This week Amazon announced the launch of a new service called Amazon Cloud Drive. According to the company, the Cloud Drive is “your hard drive in the cloud.” It will allow users to store “music, videos, photos and documents online and access them from anywhere.” Users who are registered with Amazon can get a 5 gigabyte storage plan for free. Paid plans are $1 per gigabyte each year up to 1,000 GBs.
The Wall Street Journal said the launch shows that Amazon is “grabbing the inside track over rivals such as Apple Inc. and Google Inc.” and that “the company is angling to build a comparable beachhead in the battle over consumers.”
Amazon Cloud Drive is already riling up the music and film industries. FoxNews reported that “Music companies and Hollywood studios ripped CEO Jeff Bezos’ plan for Amazon’s cloud-based streaming service. ‘It sounds like legalized murder to me,’ said one senior music veteran, adding that legal action was being considered.”
The industry objections are based on the contention that allowing users to store downloaded music and/or movies in Amazon’s cloud violates licensing arrangements. Amazon’s position, according to the Mail & Guardian, “is that it doesn’t need a license to store music any more than an ordinary consumer needs one to store their own music on a portable hard drive.”
As Amazon and the record labels bicker, users would rather know how Amazon Cloud Drive performs and whether the cost to store their music and movies in the cloud is justifiable.
Jared Newman at PCWorld said, “Storing files to Amazon Cloud Drive is straightforward enough. You click the big yellow upload button, and use your computer’s browser to select files.” However, he advised potential users to “be patient; Amazon estimated a 42-hour upload time for my 16 GB of music.”
Eric Zeman at InformationWeek was a bit more critical. “The file access tool is clunky at best, and very slow to use,” he wrote in a review of the service. Zeman also noted that, “Cloud Drive takes effort and time to set up properly, even if you only want to upload a few dozen tracks.”

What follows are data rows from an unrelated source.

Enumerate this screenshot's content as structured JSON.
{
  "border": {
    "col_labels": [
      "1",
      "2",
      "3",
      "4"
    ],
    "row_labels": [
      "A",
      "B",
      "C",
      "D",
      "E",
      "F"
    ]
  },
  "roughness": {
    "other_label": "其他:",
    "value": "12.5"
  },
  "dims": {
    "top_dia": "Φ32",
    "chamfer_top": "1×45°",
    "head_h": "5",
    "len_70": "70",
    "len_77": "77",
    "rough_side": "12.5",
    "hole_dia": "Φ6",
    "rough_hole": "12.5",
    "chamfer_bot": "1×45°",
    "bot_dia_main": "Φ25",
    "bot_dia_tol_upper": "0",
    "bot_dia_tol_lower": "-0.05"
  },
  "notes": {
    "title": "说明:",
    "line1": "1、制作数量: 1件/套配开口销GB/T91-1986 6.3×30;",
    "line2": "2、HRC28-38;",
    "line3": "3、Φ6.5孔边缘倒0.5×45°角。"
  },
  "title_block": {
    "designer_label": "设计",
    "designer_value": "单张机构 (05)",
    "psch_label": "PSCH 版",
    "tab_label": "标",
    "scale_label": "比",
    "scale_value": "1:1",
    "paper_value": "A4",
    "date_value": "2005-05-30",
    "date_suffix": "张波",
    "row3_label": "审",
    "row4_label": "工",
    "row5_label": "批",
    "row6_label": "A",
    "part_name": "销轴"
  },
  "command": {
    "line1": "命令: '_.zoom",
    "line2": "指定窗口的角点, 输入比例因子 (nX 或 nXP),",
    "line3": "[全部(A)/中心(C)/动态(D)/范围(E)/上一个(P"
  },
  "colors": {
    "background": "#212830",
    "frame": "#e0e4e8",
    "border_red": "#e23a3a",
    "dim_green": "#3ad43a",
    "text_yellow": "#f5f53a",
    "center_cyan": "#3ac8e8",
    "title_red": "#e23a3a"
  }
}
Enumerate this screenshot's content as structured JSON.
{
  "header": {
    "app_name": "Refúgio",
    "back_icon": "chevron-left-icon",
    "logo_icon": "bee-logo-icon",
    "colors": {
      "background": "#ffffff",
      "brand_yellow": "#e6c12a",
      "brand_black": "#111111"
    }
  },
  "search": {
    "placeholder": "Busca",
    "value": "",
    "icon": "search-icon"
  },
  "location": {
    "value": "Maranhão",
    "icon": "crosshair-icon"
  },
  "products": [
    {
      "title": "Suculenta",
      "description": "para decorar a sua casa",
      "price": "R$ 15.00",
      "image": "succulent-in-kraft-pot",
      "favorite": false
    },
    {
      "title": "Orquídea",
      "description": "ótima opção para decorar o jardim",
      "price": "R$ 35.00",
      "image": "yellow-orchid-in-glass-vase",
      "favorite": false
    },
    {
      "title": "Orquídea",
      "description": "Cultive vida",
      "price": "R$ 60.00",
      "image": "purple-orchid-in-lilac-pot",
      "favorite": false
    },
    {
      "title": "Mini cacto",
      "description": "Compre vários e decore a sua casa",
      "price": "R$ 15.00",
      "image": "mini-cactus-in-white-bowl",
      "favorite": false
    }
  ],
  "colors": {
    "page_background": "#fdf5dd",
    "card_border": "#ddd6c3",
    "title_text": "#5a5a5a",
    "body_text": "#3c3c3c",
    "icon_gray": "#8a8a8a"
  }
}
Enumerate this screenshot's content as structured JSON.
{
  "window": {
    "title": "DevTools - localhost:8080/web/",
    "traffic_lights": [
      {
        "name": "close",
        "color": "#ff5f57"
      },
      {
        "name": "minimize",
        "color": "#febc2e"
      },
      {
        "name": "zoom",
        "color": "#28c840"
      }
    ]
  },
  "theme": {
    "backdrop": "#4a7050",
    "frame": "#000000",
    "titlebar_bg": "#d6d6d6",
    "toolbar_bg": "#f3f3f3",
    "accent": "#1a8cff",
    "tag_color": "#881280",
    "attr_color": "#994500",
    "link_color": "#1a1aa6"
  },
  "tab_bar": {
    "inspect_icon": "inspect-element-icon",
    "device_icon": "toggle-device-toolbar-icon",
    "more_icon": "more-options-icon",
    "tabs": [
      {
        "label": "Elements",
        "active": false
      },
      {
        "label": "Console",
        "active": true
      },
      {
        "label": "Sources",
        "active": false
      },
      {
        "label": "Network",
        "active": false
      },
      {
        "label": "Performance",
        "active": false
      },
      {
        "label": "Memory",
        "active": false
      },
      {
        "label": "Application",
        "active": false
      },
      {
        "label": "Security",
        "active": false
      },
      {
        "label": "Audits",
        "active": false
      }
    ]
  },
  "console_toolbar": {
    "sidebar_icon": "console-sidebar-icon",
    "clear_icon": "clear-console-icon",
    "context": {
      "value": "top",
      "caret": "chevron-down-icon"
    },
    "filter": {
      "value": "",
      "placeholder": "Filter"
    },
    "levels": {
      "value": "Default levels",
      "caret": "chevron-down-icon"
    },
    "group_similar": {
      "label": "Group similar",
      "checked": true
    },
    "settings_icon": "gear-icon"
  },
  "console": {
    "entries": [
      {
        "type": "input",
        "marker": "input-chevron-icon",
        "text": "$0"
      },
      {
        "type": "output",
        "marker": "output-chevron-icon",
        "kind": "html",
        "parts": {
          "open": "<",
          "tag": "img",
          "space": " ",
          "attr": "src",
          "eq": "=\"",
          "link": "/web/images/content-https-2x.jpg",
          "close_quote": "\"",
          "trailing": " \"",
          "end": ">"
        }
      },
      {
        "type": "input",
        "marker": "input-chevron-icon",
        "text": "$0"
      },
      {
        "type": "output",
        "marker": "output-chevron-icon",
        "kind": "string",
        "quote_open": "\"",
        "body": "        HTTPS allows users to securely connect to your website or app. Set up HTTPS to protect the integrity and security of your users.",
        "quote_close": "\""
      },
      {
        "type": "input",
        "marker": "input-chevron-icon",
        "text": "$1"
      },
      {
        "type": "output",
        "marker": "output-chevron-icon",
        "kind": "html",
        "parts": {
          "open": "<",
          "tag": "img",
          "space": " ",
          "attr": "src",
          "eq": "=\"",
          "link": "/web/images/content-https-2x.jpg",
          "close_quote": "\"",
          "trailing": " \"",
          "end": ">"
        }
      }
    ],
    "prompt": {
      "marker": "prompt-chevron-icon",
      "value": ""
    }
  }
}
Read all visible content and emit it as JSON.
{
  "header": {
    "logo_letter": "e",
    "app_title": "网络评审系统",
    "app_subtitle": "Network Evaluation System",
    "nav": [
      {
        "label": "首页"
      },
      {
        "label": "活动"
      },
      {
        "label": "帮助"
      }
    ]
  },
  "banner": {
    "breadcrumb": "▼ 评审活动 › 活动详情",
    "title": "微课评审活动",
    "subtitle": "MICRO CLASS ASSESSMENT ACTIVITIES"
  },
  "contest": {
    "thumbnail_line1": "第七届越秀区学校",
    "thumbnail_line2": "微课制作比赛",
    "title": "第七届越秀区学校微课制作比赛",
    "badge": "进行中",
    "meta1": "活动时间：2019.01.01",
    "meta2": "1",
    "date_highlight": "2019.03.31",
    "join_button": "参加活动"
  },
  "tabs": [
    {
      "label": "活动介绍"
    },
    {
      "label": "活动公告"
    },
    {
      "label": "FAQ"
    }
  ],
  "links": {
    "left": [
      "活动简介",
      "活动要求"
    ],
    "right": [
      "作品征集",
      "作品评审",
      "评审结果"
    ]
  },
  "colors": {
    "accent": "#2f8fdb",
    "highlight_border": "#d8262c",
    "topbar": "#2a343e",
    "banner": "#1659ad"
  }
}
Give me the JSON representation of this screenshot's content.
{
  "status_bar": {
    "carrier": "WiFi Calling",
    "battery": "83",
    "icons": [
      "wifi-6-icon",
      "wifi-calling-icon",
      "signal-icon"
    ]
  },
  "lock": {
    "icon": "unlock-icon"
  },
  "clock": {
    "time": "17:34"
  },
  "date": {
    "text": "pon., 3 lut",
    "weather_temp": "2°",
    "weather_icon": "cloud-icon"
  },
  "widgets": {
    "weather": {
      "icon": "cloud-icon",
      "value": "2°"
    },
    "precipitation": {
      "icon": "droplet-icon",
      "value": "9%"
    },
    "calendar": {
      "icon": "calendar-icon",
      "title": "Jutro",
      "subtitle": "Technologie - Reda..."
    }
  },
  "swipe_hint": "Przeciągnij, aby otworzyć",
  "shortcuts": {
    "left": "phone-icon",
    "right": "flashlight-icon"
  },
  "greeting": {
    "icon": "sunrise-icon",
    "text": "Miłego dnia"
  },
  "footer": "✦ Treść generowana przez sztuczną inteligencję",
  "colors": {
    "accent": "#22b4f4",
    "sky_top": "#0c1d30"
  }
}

CNET, meanwhile, concluded that Amazon Cloud Drive is great for storing digital media — but not much else.
“For music fans, Amazon's Cloud Drive and Cloud Player get an unqualified thumbs-up from us,” wrote senior editor Donald Bell. “The price is right, the interface is simple, and if you're already a fan of Amazon and its MP3 store, then it's a slam dunk. If what you want to do is automatically back up files other than your music collection, there are better products and services for that out there.”
For the public sector, Amazon Cloud Drive may evolve into a new opportunity for storing non-sensitive data. Some government agencies are already using cloud services from Amazon. Last year, for example, Scott County, Minn., moved its disaster recovery services to Amazon’s Elastic Compute Cloud.